23andMe announced yesterday that it will begin offering a new type of report, called a genetic health predisposition report, for type 2 diabetes. The goal of the report is to give customers insight into their likelihood of developing type 2 diabetes, based on their DNA.
“Diabetes is a significant health issue in the United States that is expected to impact nearly half of the population. When customers learn about their genetic likelihood of developing type 2 diabetes, we believe there is an opportunity to motivate them to change their lifestyle and ultimately to help them prevent the disease,” said Anne Wojcicki, CEO and co-founder of 23andMe.
The intent of the genetic test is not to make a diagnosis. Rather, it offers a prediction of risk. The test is based on a polygenic risk score (PRS), used to stratify patients into risk categories based on their genetic mutations. It is unusual for a disease to be caused by mutations in a single gene. Much more commonly, diseases (such as type 2 diabetes, cardiovascular disease, and brain disorders) are mediated by a collection of common and low-frequency genetic variants, most of which remain unknown. Each variant has a small effect, but, taken together, they could indicate a person’s overall risk.
23andMe noted that this report could help by identifying and alerting people who may not know that they have a genetic predisposition for diabetes. This may prove useful in a disease like type 2 diabetes which can be delayed or even prevented through diet and lifestyle changes.
But, disease risk is frequently more complicated than genetics, which calls into question the usefulness of PRS. Disease risk can be broken down, generally, into three main factors: genetic susceptibility, environmental exposures, and lifestyle factors. And, for some diseases, the genetic component is not the most important factor. Indeed, for type 2 diabetes, some clinicians note that they can make the same prediction using a scale and blood sugar measurement.
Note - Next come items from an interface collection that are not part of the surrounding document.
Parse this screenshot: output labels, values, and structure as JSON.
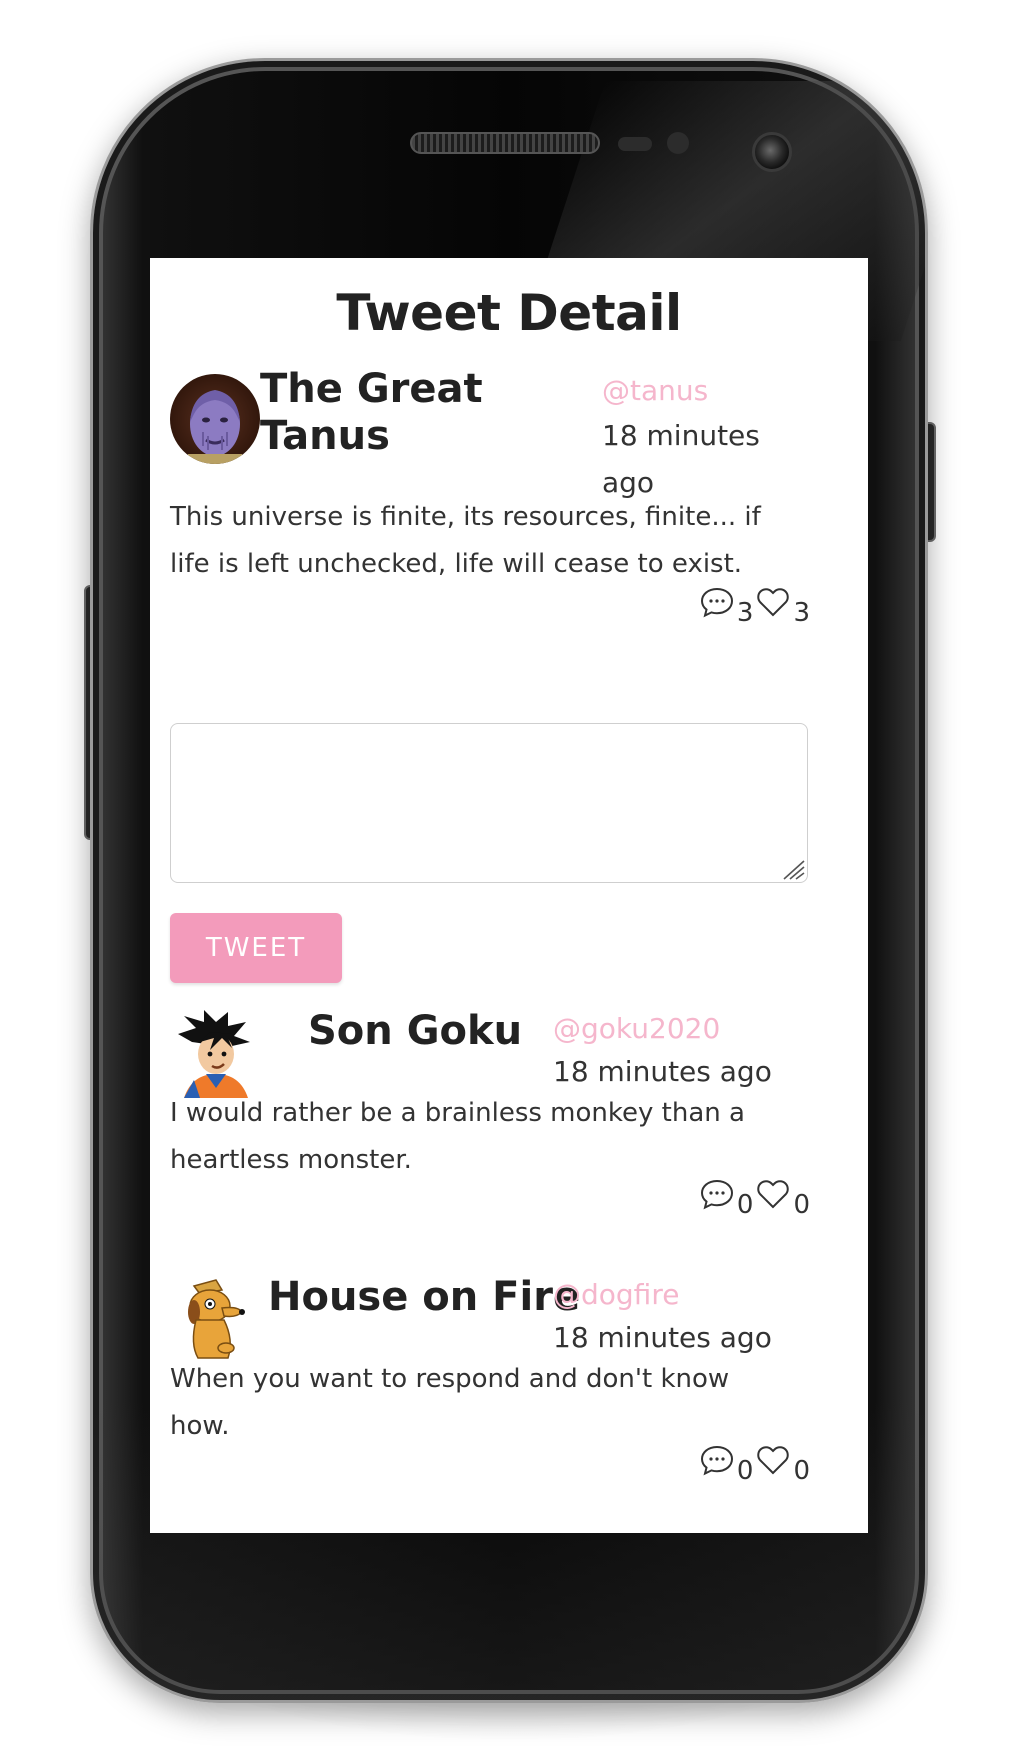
{
  "page": {
    "title": "Tweet Detail"
  },
  "main_tweet": {
    "name_line1": "The Great",
    "name_line2": "Tanus",
    "handle": "@tanus",
    "time_line1": "18 minutes",
    "time_line2": "ago",
    "text_line1": "This universe is finite, its resources, finite... if",
    "text_line2": "life is left unchecked, life will cease to exist.",
    "replies": "3",
    "likes": "3",
    "avatar_icon": "thanos-avatar"
  },
  "compose": {
    "value": "",
    "placeholder": "",
    "button_label": "TWEET"
  },
  "replies": [
    {
      "name": "Son Goku",
      "handle": "@goku2020",
      "time": "18 minutes ago",
      "text_line1": "I would rather be a brainless monkey than a",
      "text_line2": "heartless monster.",
      "replies": "0",
      "likes": "0",
      "avatar_icon": "goku-avatar"
    },
    {
      "name": "House on Fire",
      "handle": "@dogfire",
      "time": "18 minutes ago",
      "text_line1": "When you want to respond and don't know",
      "text_line2": "how.",
      "replies": "0",
      "likes": "0",
      "avatar_icon": "dog-avatar"
    }
  ],
  "colors": {
    "accent": "#f39bbb",
    "handle": "#f5b6cc",
    "text": "#222222"
  }
}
With the American Diabetes Association estimating the costs of treating diabetes at more than $327 billion, any information that can alert people of the condition may be one worth trying. Along with looking at the genetic factors, the report also informs customers how other factors such as their weight, age, and lifestyle may influence the likelihood of developing the condition and what actions might make a difference. It also provides educational resources on type 2 diabetes.
23andMe has recently collaborated with Lark Health, a consumer platform using A.I. coaching to manage and prevent chronic disease, to give 23andMe Health + Ancestry Service customers the opportunity to access applications that incorporate their genetic results for diabetes prevention and weight loss counseling.
23andMe notes that this new type 2 diabetes report is different from other 23andMe health reports because “it was developed and entirely validated using 23andMe research data from more than 2.5 million 23andMe customers who have opted into research. Using this data, 23andMe scientists developed a polygenic score that drew on more than 1,000 genetic variants to calculate a customer’s likelihood of developing type 2 diabetes.” Given 23andMe’s access to enormous amounts of genetic information, it begs the question of what other diseases they will be able to predict risk for in the future.